▶ **SOURCE DATA**:
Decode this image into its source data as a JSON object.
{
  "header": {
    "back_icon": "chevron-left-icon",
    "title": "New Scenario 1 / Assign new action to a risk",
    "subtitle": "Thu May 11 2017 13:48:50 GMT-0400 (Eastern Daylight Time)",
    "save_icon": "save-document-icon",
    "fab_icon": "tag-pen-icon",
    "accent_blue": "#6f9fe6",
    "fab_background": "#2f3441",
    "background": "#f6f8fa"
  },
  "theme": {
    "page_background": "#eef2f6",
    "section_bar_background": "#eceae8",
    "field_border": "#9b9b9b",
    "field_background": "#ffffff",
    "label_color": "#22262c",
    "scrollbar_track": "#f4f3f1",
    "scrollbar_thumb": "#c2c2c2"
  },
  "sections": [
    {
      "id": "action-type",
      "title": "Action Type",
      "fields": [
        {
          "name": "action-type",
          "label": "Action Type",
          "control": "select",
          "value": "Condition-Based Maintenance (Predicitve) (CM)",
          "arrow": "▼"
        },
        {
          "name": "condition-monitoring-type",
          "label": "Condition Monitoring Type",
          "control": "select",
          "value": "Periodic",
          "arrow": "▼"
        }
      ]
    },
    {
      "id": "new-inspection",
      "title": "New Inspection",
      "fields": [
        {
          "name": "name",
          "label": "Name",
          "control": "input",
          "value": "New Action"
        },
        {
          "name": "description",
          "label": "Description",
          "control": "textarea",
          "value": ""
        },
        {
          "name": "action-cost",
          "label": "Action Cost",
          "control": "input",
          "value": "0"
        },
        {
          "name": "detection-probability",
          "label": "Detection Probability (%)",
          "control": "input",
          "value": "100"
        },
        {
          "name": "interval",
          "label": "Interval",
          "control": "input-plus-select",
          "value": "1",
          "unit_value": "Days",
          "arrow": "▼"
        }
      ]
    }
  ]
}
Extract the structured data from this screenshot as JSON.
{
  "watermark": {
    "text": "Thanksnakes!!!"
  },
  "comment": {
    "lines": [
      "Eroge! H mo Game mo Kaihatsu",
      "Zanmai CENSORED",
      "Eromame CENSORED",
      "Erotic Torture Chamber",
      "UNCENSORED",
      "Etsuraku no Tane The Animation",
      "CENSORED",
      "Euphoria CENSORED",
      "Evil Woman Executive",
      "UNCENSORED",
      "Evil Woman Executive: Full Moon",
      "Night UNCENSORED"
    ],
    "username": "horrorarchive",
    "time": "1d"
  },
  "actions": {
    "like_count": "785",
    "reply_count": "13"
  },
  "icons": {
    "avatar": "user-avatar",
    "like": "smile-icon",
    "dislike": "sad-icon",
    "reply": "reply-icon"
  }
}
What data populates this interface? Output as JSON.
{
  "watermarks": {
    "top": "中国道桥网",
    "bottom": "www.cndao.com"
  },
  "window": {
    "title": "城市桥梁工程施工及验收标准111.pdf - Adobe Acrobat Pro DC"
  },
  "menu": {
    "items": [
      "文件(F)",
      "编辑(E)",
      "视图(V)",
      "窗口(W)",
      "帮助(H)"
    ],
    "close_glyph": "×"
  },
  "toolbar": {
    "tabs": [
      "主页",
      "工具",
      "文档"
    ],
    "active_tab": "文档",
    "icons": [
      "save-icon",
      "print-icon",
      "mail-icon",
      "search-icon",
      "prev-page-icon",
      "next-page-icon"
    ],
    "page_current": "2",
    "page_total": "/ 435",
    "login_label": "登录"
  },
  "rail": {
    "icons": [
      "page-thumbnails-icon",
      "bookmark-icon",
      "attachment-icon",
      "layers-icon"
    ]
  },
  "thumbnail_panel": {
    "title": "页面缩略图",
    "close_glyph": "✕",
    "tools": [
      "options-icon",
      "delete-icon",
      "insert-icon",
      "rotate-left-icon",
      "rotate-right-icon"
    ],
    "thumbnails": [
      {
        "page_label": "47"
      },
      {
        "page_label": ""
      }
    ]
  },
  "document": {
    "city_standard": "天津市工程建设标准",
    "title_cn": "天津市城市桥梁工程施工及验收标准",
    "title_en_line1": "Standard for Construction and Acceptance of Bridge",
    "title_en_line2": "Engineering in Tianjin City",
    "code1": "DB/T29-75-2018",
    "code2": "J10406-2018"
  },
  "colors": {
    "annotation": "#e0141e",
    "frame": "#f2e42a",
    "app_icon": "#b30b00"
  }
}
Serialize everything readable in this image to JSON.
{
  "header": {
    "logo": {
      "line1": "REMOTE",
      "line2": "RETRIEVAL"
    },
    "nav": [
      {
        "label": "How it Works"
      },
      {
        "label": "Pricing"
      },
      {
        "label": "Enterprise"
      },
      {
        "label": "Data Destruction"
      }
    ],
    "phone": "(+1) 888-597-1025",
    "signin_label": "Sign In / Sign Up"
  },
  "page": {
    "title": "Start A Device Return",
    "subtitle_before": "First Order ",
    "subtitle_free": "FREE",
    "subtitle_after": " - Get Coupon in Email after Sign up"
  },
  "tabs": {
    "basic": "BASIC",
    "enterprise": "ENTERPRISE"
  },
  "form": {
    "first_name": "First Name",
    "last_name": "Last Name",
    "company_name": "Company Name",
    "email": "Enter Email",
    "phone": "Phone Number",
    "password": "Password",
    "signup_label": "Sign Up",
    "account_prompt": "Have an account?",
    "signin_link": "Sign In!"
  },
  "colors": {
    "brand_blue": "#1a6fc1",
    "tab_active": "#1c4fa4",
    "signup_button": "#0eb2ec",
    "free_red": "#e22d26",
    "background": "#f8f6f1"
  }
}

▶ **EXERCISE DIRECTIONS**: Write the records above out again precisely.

▶ **ANSWER SPACE**:
Decode this image into its source data as a JSON object.
{
  "header": {
    "back_icon": "chevron-left-icon",
    "title": "New Scenario 1 / Assign new action to a risk",
    "subtitle": "Thu May 11 2017 13:48:50 GMT-0400 (Eastern Daylight Time)",
    "save_icon": "save-document-icon",
    "fab_icon": "tag-pen-icon",
    "accent_blue": "#6f9fe6",
    "fab_background": "#2f3441",
    "background": "#f6f8fa"
  },
  "theme": {
    "page_background": "#eef2f6",
    "section_bar_background": "#eceae8",
    "field_border": "#9b9b9b",
    "field_background": "#ffffff",
    "label_color": "#22262c",
    "scrollbar_track": "#f4f3f1",
    "scrollbar_thumb": "#c2c2c2"
  },
  "sections": [
    {
      "id": "action-type",
      "title": "Action Type",
      "fields": [
        {
          "name": "action-type",
          "label": "Action Type",
          "control": "select",
          "value": "Condition-Based Maintenance (Predicitve) (CM)",
          "arrow": "▼"
        },
        {
          "name": "condition-monitoring-type",
          "label": "Condition Monitoring Type",
          "control": "select",
          "value": "Periodic",
          "arrow": "▼"
        }
      ]
    },
    {
      "id": "new-inspection",
      "title": "New Inspection",
      "fields": [
        {
          "name": "name",
          "label": "Name",
          "control": "input",
          "value": "New Action"
        },
        {
          "name": "description",
          "label": "Description",
          "control": "textarea",
          "value": ""
        },
        {
          "name": "action-cost",
          "label": "Action Cost",
          "control": "input",
          "value": "0"
        },
        {
          "name": "detection-probability",
          "label": "Detection Probability (%)",
          "control": "input",
          "value": "100"
        },
        {
          "name": "interval",
          "label": "Interval",
          "control": "input-plus-select",
          "value": "1",
          "unit_value": "Days",
          "arrow": "▼"
        }
      ]
    }
  ]
}
Extract the structured data from this screenshot as JSON.
{
  "watermark": {
    "text": "Thanksnakes!!!"
  },
  "comment": {
    "lines": [
      "Eroge! H mo Game mo Kaihatsu",
      "Zanmai CENSORED",
      "Eromame CENSORED",
      "Erotic Torture Chamber",
      "UNCENSORED",
      "Etsuraku no Tane The Animation",
      "CENSORED",
      "Euphoria CENSORED",
      "Evil Woman Executive",
      "UNCENSORED",
      "Evil Woman Executive: Full Moon",
      "Night UNCENSORED"
    ],
    "username": "horrorarchive",
    "time": "1d"
  },
  "actions": {
    "like_count": "785",
    "reply_count": "13"
  },
  "icons": {
    "avatar": "user-avatar",
    "like": "smile-icon",
    "dislike": "sad-icon",
    "reply": "reply-icon"
  }
}
What data populates this interface? Output as JSON.
{
  "watermarks": {
    "top": "中国道桥网",
    "bottom": "www.cndao.com"
  },
  "window": {
    "title": "城市桥梁工程施工及验收标准111.pdf - Adobe Acrobat Pro DC"
  },
  "menu": {
    "items": [
      "文件(F)",
      "编辑(E)",
      "视图(V)",
      "窗口(W)",
      "帮助(H)"
    ],
    "close_glyph": "×"
  },
  "toolbar": {
    "tabs": [
      "主页",
      "工具",
      "文档"
    ],
    "active_tab": "文档",
    "icons": [
      "save-icon",
      "print-icon",
      "mail-icon",
      "search-icon",
      "prev-page-icon",
      "next-page-icon"
    ],
    "page_current": "2",
    "page_total": "/ 435",
    "login_label": "登录"
  },
  "rail": {
    "icons": [
      "page-thumbnails-icon",
      "bookmark-icon",
      "attachment-icon",
      "layers-icon"
    ]
  },
  "thumbnail_panel": {
    "title": "页面缩略图",
    "close_glyph": "✕",
    "tools": [
      "options-icon",
      "delete-icon",
      "insert-icon",
      "rotate-left-icon",
      "rotate-right-icon"
    ],
    "thumbnails": [
      {
        "page_label": "47"
      },
      {
        "page_label": ""
      }
    ]
  },
  "document": {
    "city_standard": "天津市工程建设标准",
    "title_cn": "天津市城市桥梁工程施工及验收标准",
    "title_en_line1": "Standard for Construction and Acceptance of Bridge",
    "title_en_line2": "Engineering in Tianjin City",
    "code1": "DB/T29-75-2018",
    "code2": "J10406-2018"
  },
  "colors": {
    "annotation": "#e0141e",
    "frame": "#f2e42a",
    "app_icon": "#b30b00"
  }
}
Serialize everything readable in this image to JSON.
{
  "header": {
    "logo": {
      "line1": "REMOTE",
      "line2": "RETRIEVAL"
    },
    "nav": [
      {
        "label": "How it Works"
      },
      {
        "label": "Pricing"
      },
      {
        "label": "Enterprise"
      },
      {
        "label": "Data Destruction"
      }
    ],
    "phone": "(+1) 888-597-1025",
    "signin_label": "Sign In / Sign Up"
  },
  "page": {
    "title": "Start A Device Return",
    "subtitle_before": "First Order ",
    "subtitle_free": "FREE",
    "subtitle_after": " - Get Coupon in Email after Sign up"
  },
  "tabs": {
    "basic": "BASIC",
    "enterprise": "ENTERPRISE"
  },
  "form": {
    "first_name": "First Name",
    "last_name": "Last Name",
    "company_name": "Company Name",
    "email": "Enter Email",
    "phone": "Phone Number",
    "password": "Password",
    "signup_label": "Sign Up",
    "account_prompt": "Have an account?",
    "signin_link": "Sign In!"
  },
  "colors": {
    "brand_blue": "#1a6fc1",
    "tab_active": "#1c4fa4",
    "signup_button": "#0eb2ec",
    "free_red": "#e22d26",
    "background": "#f8f6f1"
  }
}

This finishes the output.